“So much has already been decided by the time they get to college,” he said. “I wanted to get on the other side of the process.”

Grady ended up at Freedom Preparatory Academy, one of Memphis’ highest performing charter networks. This year, he’s teaching 12th grade government and economics. Here’s what he had to say about getting students to connect with the material and developing critical thinking skills.

What’s a word or short phrase to describe your teaching style?

Teaching is not about putting sight in blind eyes, but developing curiosity. I like to tap into what [students] are already interested in thinking about and finding a way to connect the material to themselves.

What does your classroom look like?

The seating is seminar style. They are forced to look across the room at each other in the eye. I want them to pose their own questions and not have to look up front, just focused on me.

What’s the most interesting contrast between high school and college students?

High school students are much less hesitant about speaking their minds on complex and sensitive issues, which means that we can get right to the heart of controversial questions much more quickly. This is a difference that I never anticipated before I started teaching high school.

What’s the most fun you had teaching this year so far?

Being able to discuss the presidential election results with my government students, who showed how much they have developed a deep understanding of our political system.

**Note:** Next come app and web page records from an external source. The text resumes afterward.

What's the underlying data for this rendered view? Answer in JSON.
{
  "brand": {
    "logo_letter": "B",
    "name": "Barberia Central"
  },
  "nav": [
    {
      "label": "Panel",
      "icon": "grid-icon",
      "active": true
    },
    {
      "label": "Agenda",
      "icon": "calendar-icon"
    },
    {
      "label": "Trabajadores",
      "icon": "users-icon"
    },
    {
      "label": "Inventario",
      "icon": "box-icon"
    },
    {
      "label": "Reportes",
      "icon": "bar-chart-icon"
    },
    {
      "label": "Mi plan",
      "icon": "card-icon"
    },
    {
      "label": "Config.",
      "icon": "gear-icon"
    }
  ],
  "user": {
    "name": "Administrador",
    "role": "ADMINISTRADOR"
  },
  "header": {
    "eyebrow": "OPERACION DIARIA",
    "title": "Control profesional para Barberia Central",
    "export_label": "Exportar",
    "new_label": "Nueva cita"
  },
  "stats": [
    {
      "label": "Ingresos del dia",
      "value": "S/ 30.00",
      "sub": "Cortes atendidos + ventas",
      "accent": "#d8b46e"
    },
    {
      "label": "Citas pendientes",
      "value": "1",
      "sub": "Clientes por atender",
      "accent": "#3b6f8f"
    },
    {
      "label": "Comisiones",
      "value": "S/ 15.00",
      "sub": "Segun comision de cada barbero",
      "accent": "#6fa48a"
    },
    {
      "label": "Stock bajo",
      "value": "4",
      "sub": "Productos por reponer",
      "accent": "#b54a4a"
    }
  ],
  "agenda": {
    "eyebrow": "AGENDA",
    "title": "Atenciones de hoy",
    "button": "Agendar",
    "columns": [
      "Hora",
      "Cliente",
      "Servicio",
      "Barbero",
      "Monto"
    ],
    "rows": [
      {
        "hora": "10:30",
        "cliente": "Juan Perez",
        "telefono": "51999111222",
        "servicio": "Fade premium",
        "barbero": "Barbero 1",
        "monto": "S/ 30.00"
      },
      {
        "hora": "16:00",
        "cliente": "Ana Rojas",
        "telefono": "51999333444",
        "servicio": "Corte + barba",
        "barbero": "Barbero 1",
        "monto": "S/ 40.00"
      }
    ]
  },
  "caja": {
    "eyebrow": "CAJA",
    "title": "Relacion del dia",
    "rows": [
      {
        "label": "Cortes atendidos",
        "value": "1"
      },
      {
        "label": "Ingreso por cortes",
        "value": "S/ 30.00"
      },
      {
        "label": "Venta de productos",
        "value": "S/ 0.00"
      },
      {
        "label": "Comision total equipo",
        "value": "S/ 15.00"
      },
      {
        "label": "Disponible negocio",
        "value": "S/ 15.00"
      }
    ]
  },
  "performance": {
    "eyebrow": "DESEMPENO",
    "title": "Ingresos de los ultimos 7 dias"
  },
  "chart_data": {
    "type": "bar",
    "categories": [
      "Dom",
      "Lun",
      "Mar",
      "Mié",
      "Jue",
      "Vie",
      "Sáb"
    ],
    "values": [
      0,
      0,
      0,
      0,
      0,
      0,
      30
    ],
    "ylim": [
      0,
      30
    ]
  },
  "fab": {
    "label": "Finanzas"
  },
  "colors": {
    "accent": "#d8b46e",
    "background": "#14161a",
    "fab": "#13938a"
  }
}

There were many strong emotions and confusing questions for us all to process that day, but my students gave me a lot of hope for our political future.

What’s your favorite lesson to teach?

I teach a lesson on the concept of justice in which students begin by choosing a set of laws from the perspective of their own identity, then repeat the process with an identity — age, sex, race, etc. — that is randomly assigned to them. It’s always amazing to watch how quickly this shift in perspective affects students’ sense of fairness, and ultimately the laws that they find just.

What’s your go-to trick to re-engage a student who has lost focus?

Sometimes we plan on certain assumptions and we find out we’ve made all the wrong guesses on what they know. In that situation, you just have to get rid of your plan and use class discussion to steer the class back to the topic at hand. One time, we segued to social media when talking about political philosophies. Eventually, there was a thread of connection about societal pressures that got us back on track.

What are you reading for fun?

I’m terrible about always being in the middle of several books at the same time. On my nightstand right now are a collection of essays by John Muir, a copy of Homer’s Odyssey, and book called “Against Democracy.”

What’s the best advice you ever received?

Trust the path you’re on. The philosopher Hegel wrote something that has always resonated with me: “The owl of Minerva spreads its wings only with the falling of the dusk.” We tend not to understand processes that we’re involved in until they reach their conclusions. But all the choices we’ve made, all the people we’ve met, everything we’ve learned has set us on the path we’re taking. Sometimes we need to keep moving forward, even when we don’t know exactly where that path is taking us.